Try looking for “artist tape” instead. It has the same paper and adhesive properties as console tape, but it is sold in art supply and stationary stores, and is intended for a very different use.
Artists use it for temporary layouts and to affix things like watercolor paper to backings temporarily to keep it from moving. Crafters and scrapbook makers like it because the adhesive is non-acidic and doesn’t damage delicate papers.
You can find it a most major craft supply outlets.
We recently came across a new term that makes more sense than it should.
The term is “scribble tape”.
If you’ve ever had to step up and mix a set after another sound person has labeled the console, you’ll know exactly what we’re talking about.
Most audio visual system failures begin as cable failures, so it is not unusual to have to trouble shoot and fix a problem on the fly, while an event is going on. More times than not, you’ll be doing it in the dark.
Temporary labels put on critical cables for one time use can be a huge help when trying to take on these challenges.
Don’t forget to remove the label when the event is over, so that you don’t mistake an old label for a one related to a current event.

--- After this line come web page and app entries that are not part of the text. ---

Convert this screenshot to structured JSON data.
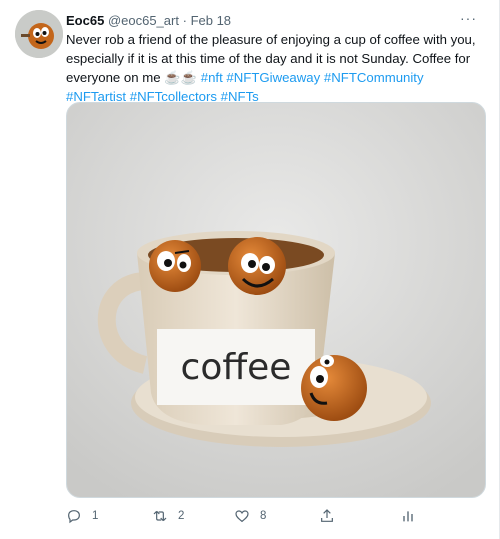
{
  "tweet": {
    "display_name": "Eoc65",
    "handle": "@eoc65_art",
    "separator": "·",
    "date": "Feb 18",
    "more_label": "···",
    "text_part1": "Never rob a friend of the pleasure of enjoying a cup of coffee with you, especially if it is at this time of the day and it is not Sunday. Coffee for everyone on me ",
    "emoji": "☕☕",
    "hashtags": [
      "#nft",
      "#NFTGiweaway",
      "#NFTCommunity",
      "#NFTartist",
      "#NFTcollectors",
      "#NFTs"
    ],
    "image_text": "coffee"
  },
  "actions": {
    "reply_count": "1",
    "retweet_count": "2",
    "like_count": "8"
  },
  "icons": {
    "reply": "reply-icon",
    "retweet": "retweet-icon",
    "like": "heart-icon",
    "share": "share-icon",
    "analytics": "analytics-icon"
  },
  "colors": {
    "link": "#1d9bf0",
    "secondary_text": "#536471",
    "cup": "#e8dfd0",
    "ball": "#c3661b"
  }
}
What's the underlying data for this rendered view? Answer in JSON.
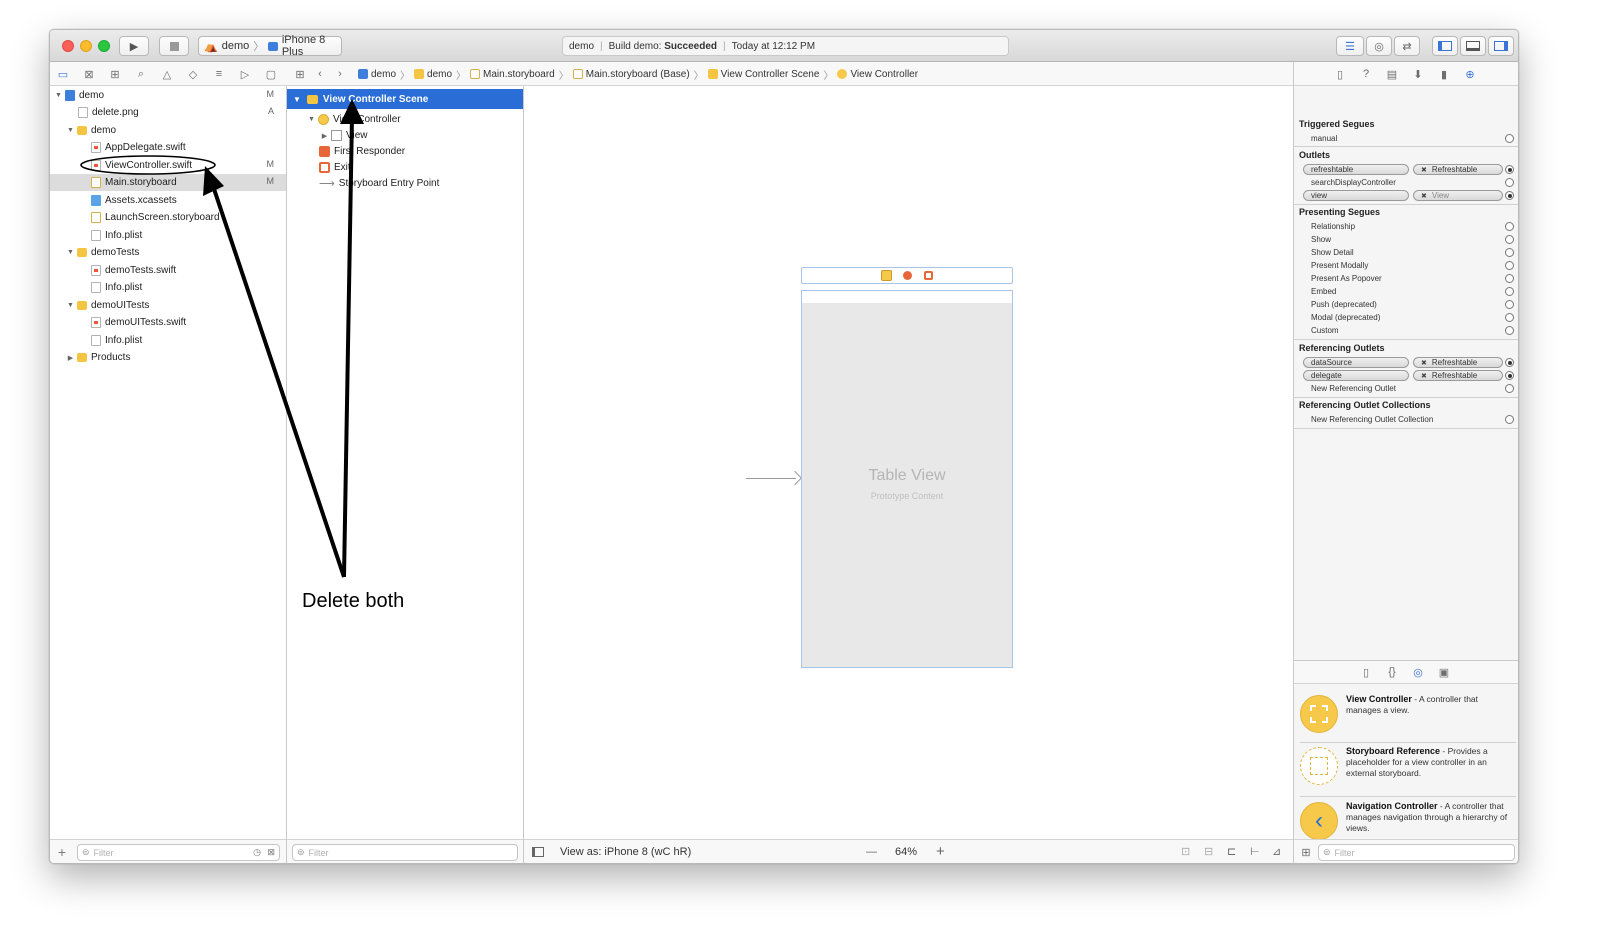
{
  "toolbar": {
    "scheme": "demo",
    "device": "iPhone 8 Plus",
    "activity_project": "demo",
    "activity_action": "Build demo:",
    "activity_status": "Succeeded",
    "activity_time": "Today at 12:12 PM"
  },
  "breadcrumbs": [
    "demo",
    "demo",
    "Main.storyboard",
    "Main.storyboard (Base)",
    "View Controller Scene",
    "View Controller"
  ],
  "navigator": {
    "items": [
      {
        "label": "demo",
        "badge": "M"
      },
      {
        "label": "delete.png",
        "badge": "A"
      },
      {
        "label": "demo",
        "badge": ""
      },
      {
        "label": "AppDelegate.swift",
        "badge": ""
      },
      {
        "label": "ViewController.swift",
        "badge": "M"
      },
      {
        "label": "Main.storyboard",
        "badge": "M"
      },
      {
        "label": "Assets.xcassets",
        "badge": ""
      },
      {
        "label": "LaunchScreen.storyboard",
        "badge": ""
      },
      {
        "label": "Info.plist",
        "badge": ""
      },
      {
        "label": "demoTests",
        "badge": ""
      },
      {
        "label": "demoTests.swift",
        "badge": ""
      },
      {
        "label": "Info.plist",
        "badge": ""
      },
      {
        "label": "demoUITests",
        "badge": ""
      },
      {
        "label": "demoUITests.swift",
        "badge": ""
      },
      {
        "label": "Info.plist",
        "badge": ""
      },
      {
        "label": "Products",
        "badge": ""
      }
    ],
    "filter_placeholder": "Filter"
  },
  "outline": {
    "scene": "View Controller Scene",
    "items": [
      "View Controller",
      "View",
      "First Responder",
      "Exit",
      "Storyboard Entry Point"
    ],
    "filter_placeholder": "Filter"
  },
  "canvas": {
    "table_title": "Table View",
    "table_subtitle": "Prototype Content",
    "view_as": "View as: iPhone 8 (wC hR)",
    "zoom": "64%",
    "zoom_minus": "—",
    "zoom_plus": "+"
  },
  "inspector": {
    "triggered_title": "Triggered Segues",
    "triggered": [
      "manual"
    ],
    "outlets_title": "Outlets",
    "outlets": [
      {
        "name": "refreshtable",
        "target": "Refreshtable",
        "connected": true
      },
      {
        "name": "searchDisplayController",
        "target": "",
        "connected": false
      },
      {
        "name": "view",
        "target": "View",
        "connected": true
      }
    ],
    "presenting_title": "Presenting Segues",
    "presenting": [
      "Relationship",
      "Show",
      "Show Detail",
      "Present Modally",
      "Present As Popover",
      "Embed",
      "Push (deprecated)",
      "Modal (deprecated)",
      "Custom"
    ],
    "referencing_title": "Referencing Outlets",
    "referencing": [
      {
        "name": "dataSource",
        "target": "Refreshtable"
      },
      {
        "name": "delegate",
        "target": "Refreshtable"
      }
    ],
    "new_referencing": "New Referencing Outlet",
    "collections_title": "Referencing Outlet Collections",
    "new_collection": "New Referencing Outlet Collection"
  },
  "library": {
    "items": [
      {
        "title": "View Controller",
        "desc": " - A controller that manages a view."
      },
      {
        "title": "Storyboard Reference",
        "desc": " - Provides a placeholder for a view controller in an external storyboard."
      },
      {
        "title": "Navigation Controller",
        "desc": " - A controller that manages navigation through a hierarchy of views."
      }
    ],
    "filter_placeholder": "Filter"
  },
  "annotation": {
    "text": "Delete both"
  },
  "colors": {
    "selection_blue": "#2a6dd6",
    "traffic_red": "#fc5f57",
    "traffic_yellow": "#fdbc2e",
    "traffic_green": "#29c840",
    "library_yellow": "#f6c94a"
  }
}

If you want to make sure you hang on to your console marking tape until the last inch is used, take your Sharpie Marker and write your name on the inside of the hub. That way, no one can say “I thought it was mine”.
We call Shurtape 724 “console tape”, and it has been the tape of choice for sound pros for console marking for many years.
It is actually much more commonly known as “artist tape”. Graphic artists like it for doing layout work because it can be removed without damaging surfaces and can be re-positioned and still stick.
You can find it at art supply stores and stores that specialize in crafting supplies.